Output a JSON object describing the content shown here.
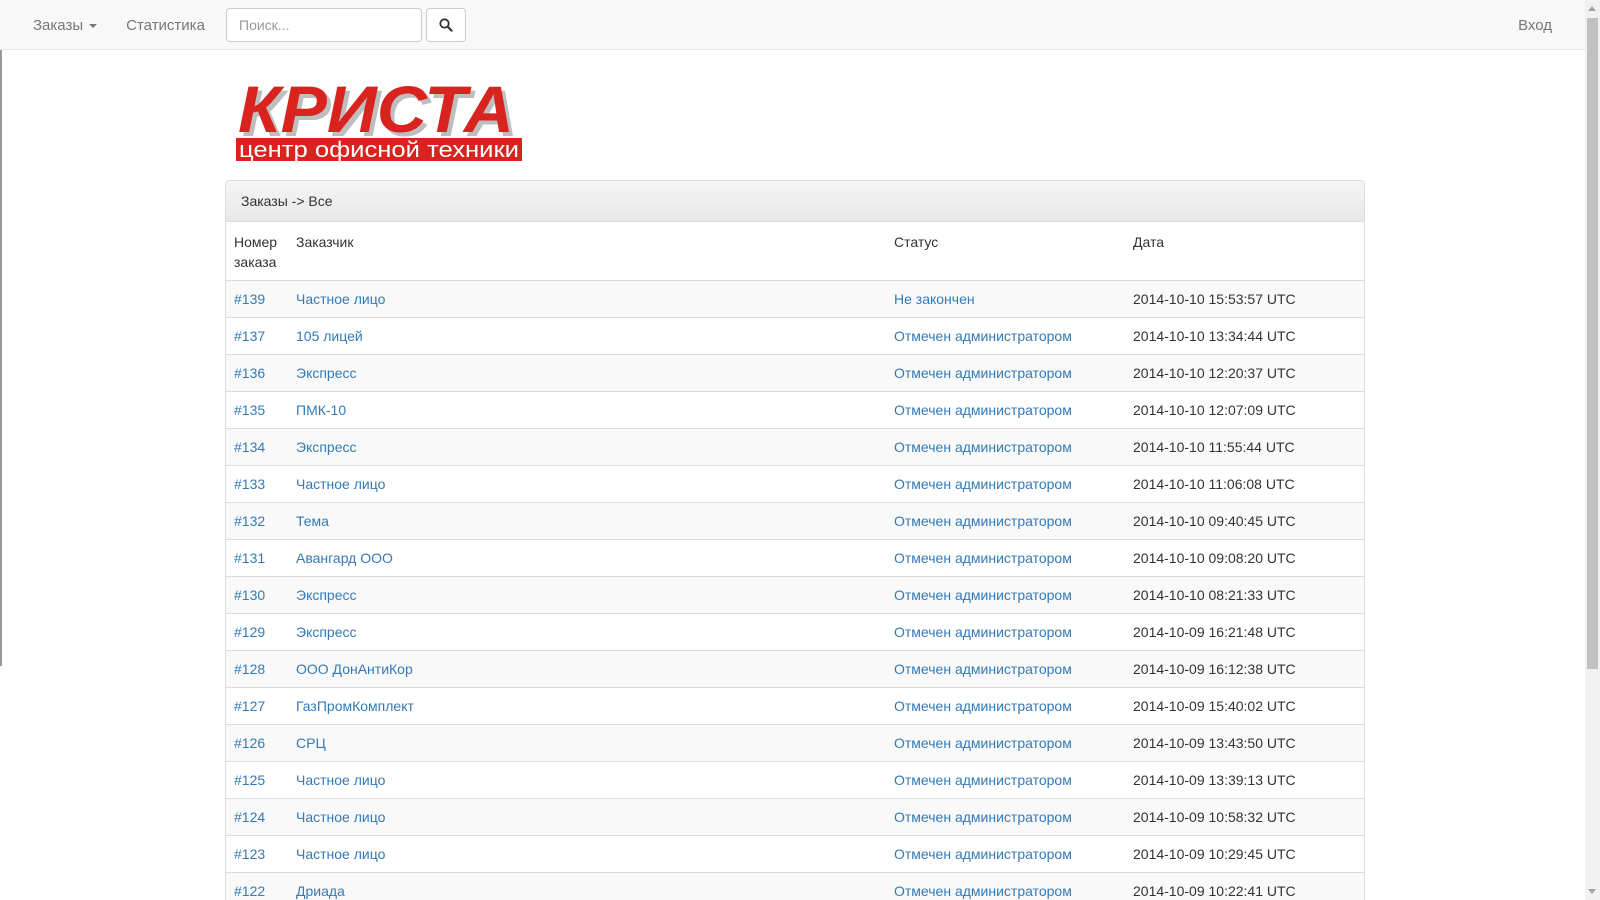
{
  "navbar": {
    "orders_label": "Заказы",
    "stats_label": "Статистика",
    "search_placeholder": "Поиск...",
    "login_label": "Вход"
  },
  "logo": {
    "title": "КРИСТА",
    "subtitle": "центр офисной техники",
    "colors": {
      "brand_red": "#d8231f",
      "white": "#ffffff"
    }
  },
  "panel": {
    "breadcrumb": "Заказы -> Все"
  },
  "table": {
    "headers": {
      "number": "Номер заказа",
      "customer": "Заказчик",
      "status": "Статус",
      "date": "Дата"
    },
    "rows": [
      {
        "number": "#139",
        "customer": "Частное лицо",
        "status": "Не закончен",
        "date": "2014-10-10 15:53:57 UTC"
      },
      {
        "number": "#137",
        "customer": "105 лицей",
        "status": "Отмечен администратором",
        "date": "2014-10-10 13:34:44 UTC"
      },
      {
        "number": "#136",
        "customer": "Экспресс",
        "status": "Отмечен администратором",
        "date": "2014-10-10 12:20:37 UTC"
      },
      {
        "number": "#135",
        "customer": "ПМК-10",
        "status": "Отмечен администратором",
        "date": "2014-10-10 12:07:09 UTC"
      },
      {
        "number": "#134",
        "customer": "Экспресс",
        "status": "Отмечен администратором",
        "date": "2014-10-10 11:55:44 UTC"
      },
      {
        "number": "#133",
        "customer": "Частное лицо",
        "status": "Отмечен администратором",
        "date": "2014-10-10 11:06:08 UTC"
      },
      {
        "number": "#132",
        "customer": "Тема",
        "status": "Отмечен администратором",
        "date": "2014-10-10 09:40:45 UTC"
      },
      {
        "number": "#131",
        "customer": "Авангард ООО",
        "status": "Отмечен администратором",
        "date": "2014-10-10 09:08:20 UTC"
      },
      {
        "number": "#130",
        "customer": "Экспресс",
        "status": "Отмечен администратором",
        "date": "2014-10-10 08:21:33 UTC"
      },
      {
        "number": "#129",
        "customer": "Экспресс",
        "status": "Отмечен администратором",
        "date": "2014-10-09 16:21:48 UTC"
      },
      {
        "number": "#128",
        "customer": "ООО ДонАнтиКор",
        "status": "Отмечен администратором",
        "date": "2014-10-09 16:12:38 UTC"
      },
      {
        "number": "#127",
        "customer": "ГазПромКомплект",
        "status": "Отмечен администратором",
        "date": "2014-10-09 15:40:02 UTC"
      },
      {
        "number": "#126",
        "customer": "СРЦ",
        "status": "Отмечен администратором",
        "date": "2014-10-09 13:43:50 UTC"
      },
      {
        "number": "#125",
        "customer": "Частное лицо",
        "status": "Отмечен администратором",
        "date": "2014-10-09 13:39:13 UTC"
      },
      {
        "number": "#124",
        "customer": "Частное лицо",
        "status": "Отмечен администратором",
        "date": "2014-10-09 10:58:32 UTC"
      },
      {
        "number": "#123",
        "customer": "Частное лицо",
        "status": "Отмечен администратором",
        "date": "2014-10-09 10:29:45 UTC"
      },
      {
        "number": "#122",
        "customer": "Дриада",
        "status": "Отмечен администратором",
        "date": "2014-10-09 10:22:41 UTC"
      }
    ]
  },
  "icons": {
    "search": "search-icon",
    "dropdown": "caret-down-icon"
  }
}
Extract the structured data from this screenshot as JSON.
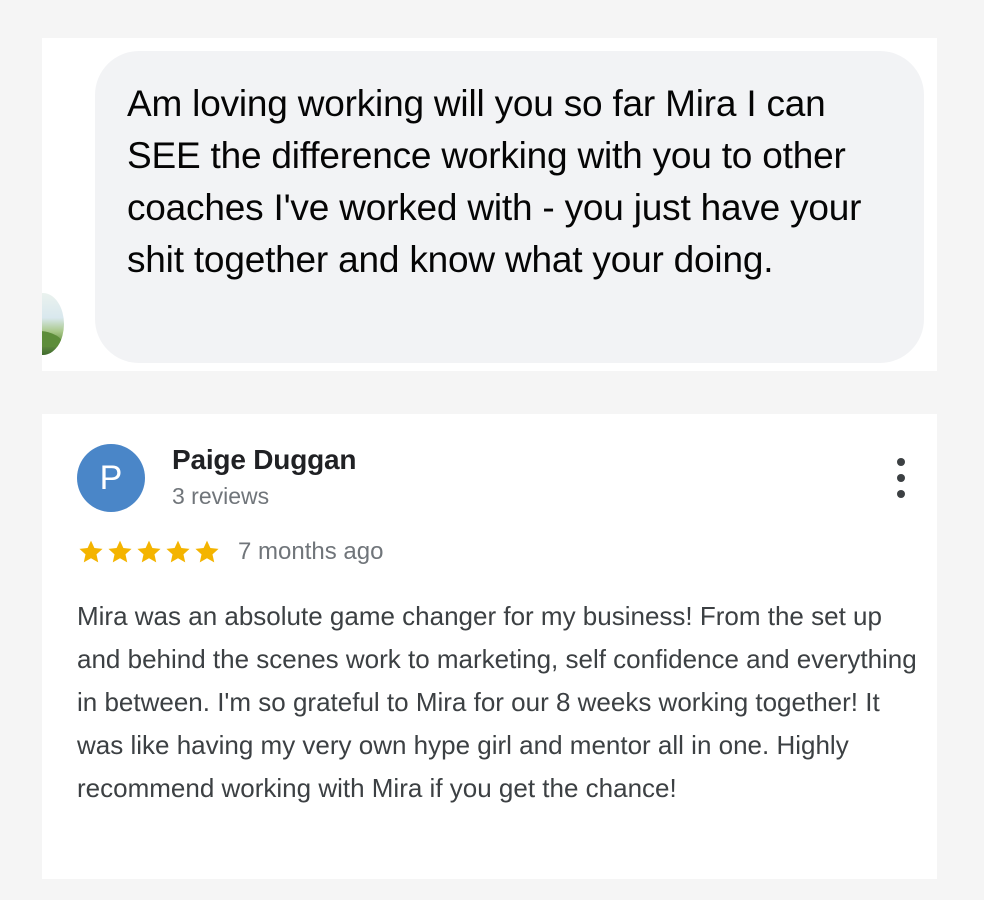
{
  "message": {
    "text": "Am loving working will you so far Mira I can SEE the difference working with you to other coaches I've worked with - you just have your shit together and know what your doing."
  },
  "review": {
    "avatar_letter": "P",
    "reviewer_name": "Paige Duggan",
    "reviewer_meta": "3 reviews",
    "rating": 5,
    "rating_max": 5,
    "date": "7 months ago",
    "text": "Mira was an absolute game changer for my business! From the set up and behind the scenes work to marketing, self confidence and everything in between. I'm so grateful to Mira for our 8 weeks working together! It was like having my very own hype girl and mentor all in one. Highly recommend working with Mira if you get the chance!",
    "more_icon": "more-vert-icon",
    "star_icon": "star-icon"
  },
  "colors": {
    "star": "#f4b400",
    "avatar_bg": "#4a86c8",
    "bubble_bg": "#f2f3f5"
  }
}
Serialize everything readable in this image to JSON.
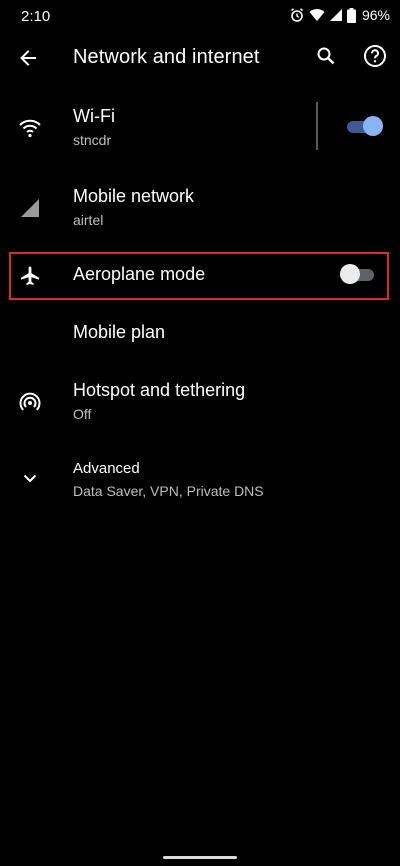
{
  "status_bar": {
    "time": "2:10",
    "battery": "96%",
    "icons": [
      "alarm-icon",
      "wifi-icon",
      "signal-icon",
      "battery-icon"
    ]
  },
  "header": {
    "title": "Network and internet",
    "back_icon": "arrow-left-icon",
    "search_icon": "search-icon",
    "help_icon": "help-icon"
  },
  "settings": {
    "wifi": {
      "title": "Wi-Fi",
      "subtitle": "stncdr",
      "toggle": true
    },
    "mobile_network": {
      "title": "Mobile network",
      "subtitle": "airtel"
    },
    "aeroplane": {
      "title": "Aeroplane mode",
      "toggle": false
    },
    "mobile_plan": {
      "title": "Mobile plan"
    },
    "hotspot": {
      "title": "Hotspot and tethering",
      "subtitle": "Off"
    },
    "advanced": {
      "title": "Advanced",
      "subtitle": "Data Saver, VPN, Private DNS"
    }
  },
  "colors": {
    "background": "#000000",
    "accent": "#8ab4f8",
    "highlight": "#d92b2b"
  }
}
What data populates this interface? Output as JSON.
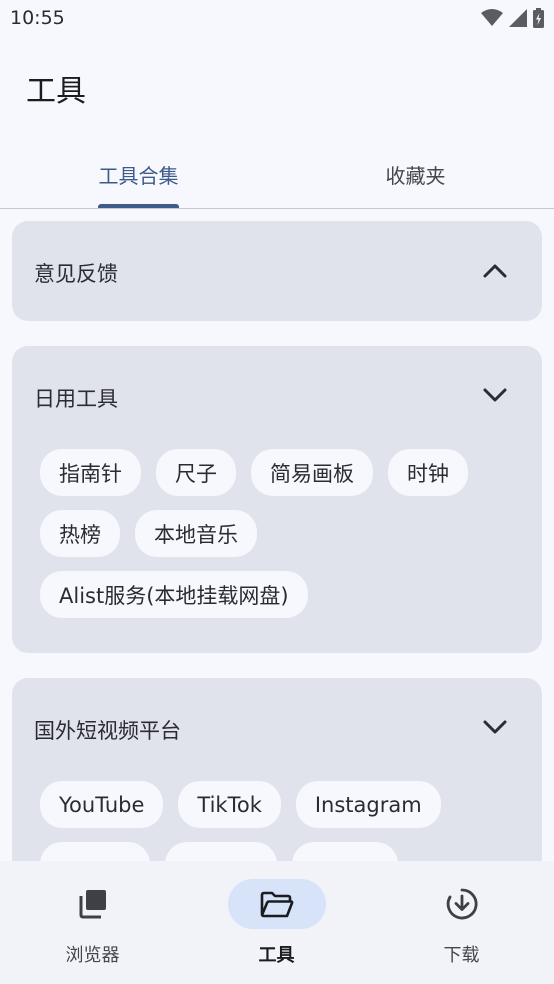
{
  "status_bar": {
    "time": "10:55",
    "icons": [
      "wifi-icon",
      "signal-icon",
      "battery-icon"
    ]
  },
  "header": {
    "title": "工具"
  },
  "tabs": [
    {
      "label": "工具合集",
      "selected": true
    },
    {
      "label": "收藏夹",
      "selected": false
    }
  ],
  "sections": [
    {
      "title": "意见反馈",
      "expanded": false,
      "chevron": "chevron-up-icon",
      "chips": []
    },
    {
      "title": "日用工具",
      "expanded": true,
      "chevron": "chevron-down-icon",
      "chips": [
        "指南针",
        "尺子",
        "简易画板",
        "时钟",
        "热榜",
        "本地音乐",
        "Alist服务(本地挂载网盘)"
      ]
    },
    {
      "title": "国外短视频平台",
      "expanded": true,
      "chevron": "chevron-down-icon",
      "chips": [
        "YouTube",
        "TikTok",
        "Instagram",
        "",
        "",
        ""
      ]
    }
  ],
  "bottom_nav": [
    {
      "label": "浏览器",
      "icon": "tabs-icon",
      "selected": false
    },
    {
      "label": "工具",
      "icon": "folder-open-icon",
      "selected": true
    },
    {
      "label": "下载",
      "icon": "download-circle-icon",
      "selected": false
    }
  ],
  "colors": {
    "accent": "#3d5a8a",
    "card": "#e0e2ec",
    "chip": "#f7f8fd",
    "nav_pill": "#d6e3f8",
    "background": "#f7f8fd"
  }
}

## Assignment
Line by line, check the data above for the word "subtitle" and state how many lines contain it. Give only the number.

## Result of this task
5